I am coming around to the idea that the market decline may have already put in a bottom. Here are my reasons. First, the Investors Intelligence poll has now reported that there are more bears than bulls, a very rare occurrence. Market sentiment polls are called contrary indicators because when the results reach an extreme, the market often reverses and goes the other way. Too much bearish sentiment is often a precursor to a decline’s end. Second, during the August decline, another contrary indicator, the put/call ratio, reached an extraordinary high of 1.42. That means that people were trading a lot more put options than call options (142 puts for every 100 calls). Put options are bets that an equity will decline, while call options are bets that it will rise. This extreme bearishness in option traders is another sign of at least a short term bottom. Third, I have often written that when the Worden T2108 indicator goes into single digits, I should back up the truck and buy a large market index ETF like SPY. This is psychologically very difficult to do in the middle of an extreme market decline, but this low level of the T2108 indicates a severely oversold market. This monthly chart shows the complete history of the T2108 indicator since its inception in 1986. There have been only 3 times since 1986 when the market has had a lower reading of T2108 than the 5.99% reading reached last month. The one month in October, 1987, when the market declined 20% in one day was the lowest recording of T2108 ever recorded, 0.47% and in 2008 it reached 1.2%. Last month’s reading of 5.99% was the 4th lowest monthly reading ever recorded. T2108 measures the percentage of all NYSE stocks that are below their 40 day simple moving average. I interpret it to act as a pendulum of the market and post it each time to the right of this blog page. (It is also incorporated in the Worden software.) I look for market bottoms when T2108 is in single digits. The green line in the chart is drawn at 10%. (Click on chart to enlarge.)
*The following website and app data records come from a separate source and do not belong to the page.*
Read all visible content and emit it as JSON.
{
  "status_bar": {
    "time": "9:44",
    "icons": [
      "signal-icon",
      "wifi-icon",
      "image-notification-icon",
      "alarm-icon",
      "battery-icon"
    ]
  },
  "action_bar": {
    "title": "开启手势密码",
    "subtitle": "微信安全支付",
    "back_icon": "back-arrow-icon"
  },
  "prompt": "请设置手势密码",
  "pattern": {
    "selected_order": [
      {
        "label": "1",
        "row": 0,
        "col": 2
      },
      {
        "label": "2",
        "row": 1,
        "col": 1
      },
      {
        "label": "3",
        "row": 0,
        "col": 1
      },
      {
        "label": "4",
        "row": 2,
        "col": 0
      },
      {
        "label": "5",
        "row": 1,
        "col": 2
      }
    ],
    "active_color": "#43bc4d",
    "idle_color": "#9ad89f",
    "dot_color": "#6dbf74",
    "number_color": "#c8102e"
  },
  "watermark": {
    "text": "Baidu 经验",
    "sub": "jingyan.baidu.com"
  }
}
On the other hand, this weekly GMMA chart of the DIA shows it to be at the beginning of a bearish BWR pattern, with all of the shorter term averages (red lines) now trending below the longer term averages (blue) with a white space separating them. I tend to exit the market when this bearish pattern occurs in the major averages. Looking at this chart it is impossible to tell if this decline will end in a few months like it did in 2011 or take over a year like it did in 2008. One never knows in advance when a market decline, once started, will end….
I love weak markets when few stocks hit new yearly highs. It is easier to see the leaders. A stock that can come through a large decline at new highs is evidencing unusual buying interest. I like to keep such stocks in a separate TC2000 watch list for me to monitor. (I often set an alert in TC2000 to tell me if the stock breaks out.) This is how I found GMCR when it broke above a a green line top to an all-time high in early 2009 after the 2008 bear market ended. GMCR eventually became a 10 bagger (10x increase).
On Friday, there were only 37 new highs and, after looking at their long term charts, I selected these 17 stocks to keep in my watch list. Most are above a recent green line top. I, of course, will not buy anything until I see a new market up-trend and have the wind at my back. One of the stocks on this list, INGN, I wrote about last December because my talented stock buddy, Judy, liked it. Then the stock was at $30.25, last Friday it closed at $54.58, up 80% from when I wrote about it. (Any of you buy and hold it?) I have asked Judy to research this list for more gems……